Exercise brief
Word for word, reproduce every line of the data below.

Information supplied
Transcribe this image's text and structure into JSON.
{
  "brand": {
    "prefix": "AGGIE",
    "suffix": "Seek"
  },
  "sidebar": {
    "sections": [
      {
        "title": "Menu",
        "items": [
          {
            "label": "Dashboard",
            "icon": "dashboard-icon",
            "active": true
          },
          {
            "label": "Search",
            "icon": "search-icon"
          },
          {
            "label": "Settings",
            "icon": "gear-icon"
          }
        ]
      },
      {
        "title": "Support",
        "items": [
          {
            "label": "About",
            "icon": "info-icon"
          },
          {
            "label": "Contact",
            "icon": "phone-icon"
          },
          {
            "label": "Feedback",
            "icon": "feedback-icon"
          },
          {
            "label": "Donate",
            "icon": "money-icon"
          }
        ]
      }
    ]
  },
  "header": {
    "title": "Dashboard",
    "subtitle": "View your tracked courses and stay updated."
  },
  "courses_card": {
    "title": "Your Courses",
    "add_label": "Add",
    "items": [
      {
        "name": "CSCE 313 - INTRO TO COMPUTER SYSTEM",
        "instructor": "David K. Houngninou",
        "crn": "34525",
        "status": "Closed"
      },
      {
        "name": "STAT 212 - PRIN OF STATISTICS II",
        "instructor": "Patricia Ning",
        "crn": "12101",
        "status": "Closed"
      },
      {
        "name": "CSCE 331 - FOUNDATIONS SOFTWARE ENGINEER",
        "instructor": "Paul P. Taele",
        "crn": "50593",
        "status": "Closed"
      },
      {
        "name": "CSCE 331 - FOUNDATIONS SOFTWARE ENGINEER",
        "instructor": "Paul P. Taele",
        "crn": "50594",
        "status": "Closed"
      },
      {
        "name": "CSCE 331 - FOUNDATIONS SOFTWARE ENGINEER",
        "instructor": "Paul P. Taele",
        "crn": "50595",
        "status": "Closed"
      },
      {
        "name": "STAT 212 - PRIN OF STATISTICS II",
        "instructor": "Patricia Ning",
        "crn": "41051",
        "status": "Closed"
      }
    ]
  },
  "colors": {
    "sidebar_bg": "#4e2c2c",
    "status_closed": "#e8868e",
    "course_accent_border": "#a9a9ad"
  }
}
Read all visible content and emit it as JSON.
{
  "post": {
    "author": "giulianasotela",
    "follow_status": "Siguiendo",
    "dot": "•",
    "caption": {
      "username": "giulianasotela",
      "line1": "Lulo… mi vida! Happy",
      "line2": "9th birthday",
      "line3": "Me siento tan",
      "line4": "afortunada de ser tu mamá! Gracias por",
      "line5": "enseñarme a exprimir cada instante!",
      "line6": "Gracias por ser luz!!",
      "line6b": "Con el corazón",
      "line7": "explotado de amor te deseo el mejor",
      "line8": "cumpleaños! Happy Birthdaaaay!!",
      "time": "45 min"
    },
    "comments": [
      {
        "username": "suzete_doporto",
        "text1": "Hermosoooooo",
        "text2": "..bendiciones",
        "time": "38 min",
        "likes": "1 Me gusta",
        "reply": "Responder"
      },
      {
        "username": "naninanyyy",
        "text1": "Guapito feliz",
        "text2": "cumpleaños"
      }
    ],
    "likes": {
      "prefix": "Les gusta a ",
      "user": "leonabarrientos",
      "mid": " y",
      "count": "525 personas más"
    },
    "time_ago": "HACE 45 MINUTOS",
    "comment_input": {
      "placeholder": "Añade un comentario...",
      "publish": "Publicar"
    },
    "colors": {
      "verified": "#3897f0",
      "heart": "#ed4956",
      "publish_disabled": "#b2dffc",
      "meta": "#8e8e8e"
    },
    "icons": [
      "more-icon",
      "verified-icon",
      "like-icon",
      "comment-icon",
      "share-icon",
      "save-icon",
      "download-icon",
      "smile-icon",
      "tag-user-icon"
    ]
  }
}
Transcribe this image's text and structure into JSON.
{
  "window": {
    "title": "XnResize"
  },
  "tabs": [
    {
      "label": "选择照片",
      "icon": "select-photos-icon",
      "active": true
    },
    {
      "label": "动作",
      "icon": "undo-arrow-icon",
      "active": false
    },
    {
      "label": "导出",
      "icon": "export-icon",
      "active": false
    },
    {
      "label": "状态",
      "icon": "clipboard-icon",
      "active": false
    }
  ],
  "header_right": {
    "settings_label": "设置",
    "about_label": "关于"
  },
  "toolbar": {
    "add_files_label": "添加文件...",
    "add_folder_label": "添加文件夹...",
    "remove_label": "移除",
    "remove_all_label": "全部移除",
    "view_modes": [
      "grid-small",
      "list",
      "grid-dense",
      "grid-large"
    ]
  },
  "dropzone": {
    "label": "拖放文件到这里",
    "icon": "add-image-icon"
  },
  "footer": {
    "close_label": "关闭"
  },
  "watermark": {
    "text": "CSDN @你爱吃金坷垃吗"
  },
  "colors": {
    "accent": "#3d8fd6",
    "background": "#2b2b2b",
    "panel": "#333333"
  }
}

Exercise solution
Transcribe this image's text and structure into JSON.
{
  "brand": {
    "prefix": "AGGIE",
    "suffix": "Seek"
  },
  "sidebar": {
    "sections": [
      {
        "title": "Menu",
        "items": [
          {
            "label": "Dashboard",
            "icon": "dashboard-icon",
            "active": true
          },
          {
            "label": "Search",
            "icon": "search-icon"
          },
          {
            "label": "Settings",
            "icon": "gear-icon"
          }
        ]
      },
      {
        "title": "Support",
        "items": [
          {
            "label": "About",
            "icon": "info-icon"
          },
          {
            "label": "Contact",
            "icon": "phone-icon"
          },
          {
            "label": "Feedback",
            "icon": "feedback-icon"
          },
          {
            "label": "Donate",
            "icon": "money-icon"
          }
        ]
      }
    ]
  },
  "header": {
    "title": "Dashboard",
    "subtitle": "View your tracked courses and stay updated."
  },
  "courses_card": {
    "title": "Your Courses",
    "add_label": "Add",
    "items": [
      {
        "name": "CSCE 313 - INTRO TO COMPUTER SYSTEM",
        "instructor": "David K. Houngninou",
        "crn": "34525",
        "status": "Closed"
      },
      {
        "name": "STAT 212 - PRIN OF STATISTICS II",
        "instructor": "Patricia Ning",
        "crn": "12101",
        "status": "Closed"
      },
      {
        "name": "CSCE 331 - FOUNDATIONS SOFTWARE ENGINEER",
        "instructor": "Paul P. Taele",
        "crn": "50593",
        "status": "Closed"
      },
      {
        "name": "CSCE 331 - FOUNDATIONS SOFTWARE ENGINEER",
        "instructor": "Paul P. Taele",
        "crn": "50594",
        "status": "Closed"
      },
      {
        "name": "CSCE 331 - FOUNDATIONS SOFTWARE ENGINEER",
        "instructor": "Paul P. Taele",
        "crn": "50595",
        "status": "Closed"
      },
      {
        "name": "STAT 212 - PRIN OF STATISTICS II",
        "instructor": "Patricia Ning",
        "crn": "41051",
        "status": "Closed"
      }
    ]
  },
  "colors": {
    "sidebar_bg": "#4e2c2c",
    "status_closed": "#e8868e",
    "course_accent_border": "#a9a9ad"
  }
}
Read all visible content and emit it as JSON.
{
  "post": {
    "author": "giulianasotela",
    "follow_status": "Siguiendo",
    "dot": "•",
    "caption": {
      "username": "giulianasotela",
      "line1": "Lulo… mi vida! Happy",
      "line2": "9th birthday",
      "line3": "Me siento tan",
      "line4": "afortunada de ser tu mamá! Gracias por",
      "line5": "enseñarme a exprimir cada instante!",
      "line6": "Gracias por ser luz!!",
      "line6b": "Con el corazón",
      "line7": "explotado de amor te deseo el mejor",
      "line8": "cumpleaños! Happy Birthdaaaay!!",
      "time": "45 min"
    },
    "comments": [
      {
        "username": "suzete_doporto",
        "text1": "Hermosoooooo",
        "text2": "..bendiciones",
        "time": "38 min",
        "likes": "1 Me gusta",
        "reply": "Responder"
      },
      {
        "username": "naninanyyy",
        "text1": "Guapito feliz",
        "text2": "cumpleaños"
      }
    ],
    "likes": {
      "prefix": "Les gusta a ",
      "user": "leonabarrientos",
      "mid": " y",
      "count": "525 personas más"
    },
    "time_ago": "HACE 45 MINUTOS",
    "comment_input": {
      "placeholder": "Añade un comentario...",
      "publish": "Publicar"
    },
    "colors": {
      "verified": "#3897f0",
      "heart": "#ed4956",
      "publish_disabled": "#b2dffc",
      "meta": "#8e8e8e"
    },
    "icons": [
      "more-icon",
      "verified-icon",
      "like-icon",
      "comment-icon",
      "share-icon",
      "save-icon",
      "download-icon",
      "smile-icon",
      "tag-user-icon"
    ]
  }
}
Transcribe this image's text and structure into JSON.
{
  "window": {
    "title": "XnResize"
  },
  "tabs": [
    {
      "label": "选择照片",
      "icon": "select-photos-icon",
      "active": true
    },
    {
      "label": "动作",
      "icon": "undo-arrow-icon",
      "active": false
    },
    {
      "label": "导出",
      "icon": "export-icon",
      "active": false
    },
    {
      "label": "状态",
      "icon": "clipboard-icon",
      "active": false
    }
  ],
  "header_right": {
    "settings_label": "设置",
    "about_label": "关于"
  },
  "toolbar": {
    "add_files_label": "添加文件...",
    "add_folder_label": "添加文件夹...",
    "remove_label": "移除",
    "remove_all_label": "全部移除",
    "view_modes": [
      "grid-small",
      "list",
      "grid-dense",
      "grid-large"
    ]
  },
  "dropzone": {
    "label": "拖放文件到这里",
    "icon": "add-image-icon"
  },
  "footer": {
    "close_label": "关闭"
  },
  "watermark": {
    "text": "CSDN @你爱吃金坷垃吗"
  },
  "colors": {
    "accent": "#3d8fd6",
    "background": "#2b2b2b",
    "panel": "#333333"
  }
}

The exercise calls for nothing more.